This course examines the conflictual relationship between international organizations (IOs) and their member states. We will begin by covering theoretical debates about multilateralism in International Relations theory, and the role of IOs as agents of member states as opposed to independent actors with an agenda of their own. We will then discuss the current contestation of IO authority by member states, illustrated for example through Brexit, the withdrawal of states from the International Criminal Court and the US government’s “America First” strategy. We will further draw some comparisons to historical periods of contestation.

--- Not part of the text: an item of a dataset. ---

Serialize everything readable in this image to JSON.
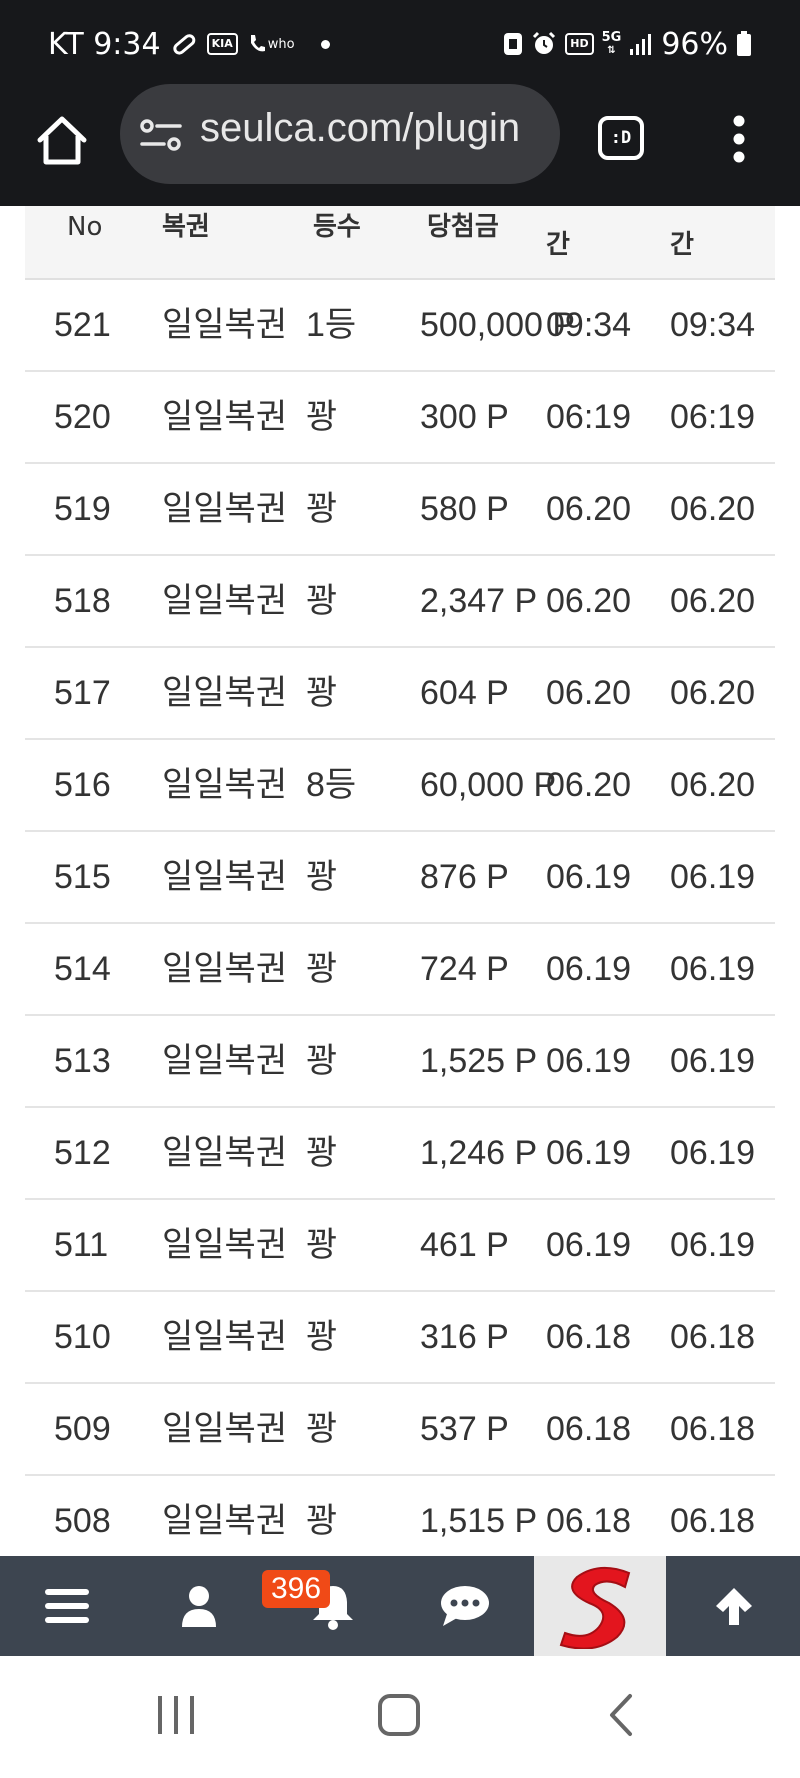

Finally, the last part of the course contains an empirical analysis in which we will study current and past forms of contestation with regard to a variety of selected IOs.

Course objectives

This course is a bi-weekly seminar which focuses on student-based learning techniques. Students are therefore expected to prepare for, guide and contribute to extensive in-class discussions. Students will gain insights into important challenges for the current international system. Besides acquiring in-depth theoretical and empirical knowledge about the topics of multilateralism and the role of IOs in International Relations, students will learn how to critically engage with academic texts. Moreover, this seminar will help students developing their research skills in the preparation of their final thesis, as they are expected to undertake some smaller research activities on the topics of the seminar.

Mode of instruction


Course Load

  • 28 hours of classes (attendance is mandatory)

  • 84 hours of reading and class preparation (12 hours per week over 7 weeks)

  • 168 hours to complete the assignments
    Total: 280 hours

Assessment method

  • Participation and group-work (25%)

  • In-class assignments (30%)

  • Final paper* (45%)
    The final mark for the course is established by determining the weighted average. There is no option of a retake for individual assignments.
    *The final research paper will only be graded if the student has attended the seminars.


Course information will be accessible via Blackboard before the start of the course.

Reading list

Students are expected to be familiar with the following readings before the start of the course:
Abbott, Kenneth W. and Duncan Snidal (1998). Why States Act through Formal International Organizations. Journal of Conflict Resolution, Vol. 42, No. 1, pp. 3-32.
Mearsheimer, John (1994). The False Promise of International Institutions. International Security, Vol. 19, No. 3, pp. 5-49.
Simmons, Beth A. and Lisa L. Martin (2002). International organizations and institutions. Handbook of International Relations. Walter Carlsnaes, Thomas Risse and Beth A. Simmons, Eds., London, Sage: 192-211.
Wendt, Alexander (1992). Anarchy is what States make of it: The Social Construction of Power Politics. International Organization, Vol 46, No. 2, pp. 391-425.

The course reading list and the course syllabus will be posted on Blackboard before the start of the course.


See Preliminary Info

This course is earmarked for the specialisation IP




Dr. Gisela Hirschmann